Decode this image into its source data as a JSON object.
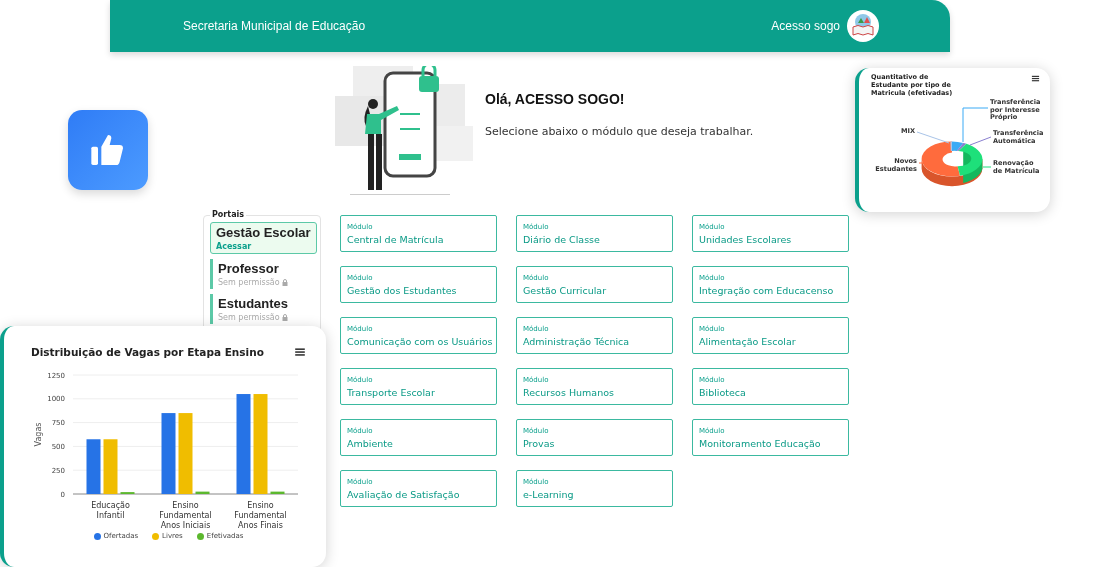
{
  "header": {
    "title": "Secretaria Municipal de Educação",
    "user_name": "Acesso sogo"
  },
  "greeting": {
    "title": "Olá, ACESSO SOGO!",
    "subtitle": "Selecione abaixo o módulo que deseja trabalhar."
  },
  "portals": {
    "title": "Portais",
    "items": [
      {
        "name": "Gestão Escolar",
        "status": "Acessar",
        "selected": true,
        "locked": false
      },
      {
        "name": "Professor",
        "status": "Sem permissão",
        "selected": false,
        "locked": true
      },
      {
        "name": "Estudantes",
        "status": "Sem permissão",
        "selected": false,
        "locked": true
      }
    ]
  },
  "modules": [
    {
      "caption": "Módulo",
      "name": "Central de Matrícula"
    },
    {
      "caption": "Módulo",
      "name": "Diário de Classe"
    },
    {
      "caption": "Módulo",
      "name": "Unidades Escolares"
    },
    {
      "caption": "Módulo",
      "name": "Gestão dos Estudantes"
    },
    {
      "caption": "Módulo",
      "name": "Gestão Curricular"
    },
    {
      "caption": "Módulo",
      "name": "Integração com Educacenso"
    },
    {
      "caption": "Módulo",
      "name": "Comunicação com os Usuários"
    },
    {
      "caption": "Módulo",
      "name": "Administração Técnica"
    },
    {
      "caption": "Módulo",
      "name": "Alimentação Escolar"
    },
    {
      "caption": "Módulo",
      "name": "Transporte Escolar"
    },
    {
      "caption": "Módulo",
      "name": "Recursos Humanos"
    },
    {
      "caption": "Módulo",
      "name": "Biblioteca"
    },
    {
      "caption": "Módulo",
      "name": "Ambiente"
    },
    {
      "caption": "Módulo",
      "name": "Provas"
    },
    {
      "caption": "Módulo",
      "name": "Monitoramento Educação"
    },
    {
      "caption": "Módulo",
      "name": "Avaliação de Satisfação"
    },
    {
      "caption": "Módulo",
      "name": "e-Learning"
    }
  ],
  "pie_card": {
    "title": "Quantitativo de Estudante por tipo de Matricula (efetivadas)",
    "labels": [
      {
        "text": "Transferência por Interesse Próprio",
        "color": "#3aaaf5"
      },
      {
        "text": "MIX",
        "color": "#a9c4e8"
      },
      {
        "text": "Transferência Automática",
        "color": "#8a7fd0"
      },
      {
        "text": "Novos Estudantes",
        "color": "#ff6b3d"
      },
      {
        "text": "Renovação de Matrícula",
        "color": "#1ee07a"
      }
    ]
  },
  "bar_card": {
    "chart_data": {
      "type": "bar",
      "title": "Distribuição de Vagas por Etapa Ensino",
      "ylabel": "Vagas",
      "categories": [
        "Educação Infantil",
        "Ensino Fundamental Anos Iniciais",
        "Ensino Fundamental Anos Finais"
      ],
      "ylim": [
        0,
        1250
      ],
      "yticks": [
        0,
        250,
        500,
        750,
        1000,
        1250
      ],
      "grid": true,
      "legend": "bottom",
      "series": [
        {
          "name": "Ofertadas",
          "color": "#2673e6",
          "values": [
            575,
            850,
            1050
          ]
        },
        {
          "name": "Livres",
          "color": "#f0bd00",
          "values": [
            575,
            850,
            1050
          ]
        },
        {
          "name": "Efetivadas",
          "color": "#5cb82e",
          "values": [
            20,
            25,
            25
          ]
        }
      ]
    }
  }
}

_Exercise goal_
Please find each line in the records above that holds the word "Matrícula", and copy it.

_Solution for this exercise_
      "name": "Central de Matrícula"
        "text": "Renovação de Matrícula",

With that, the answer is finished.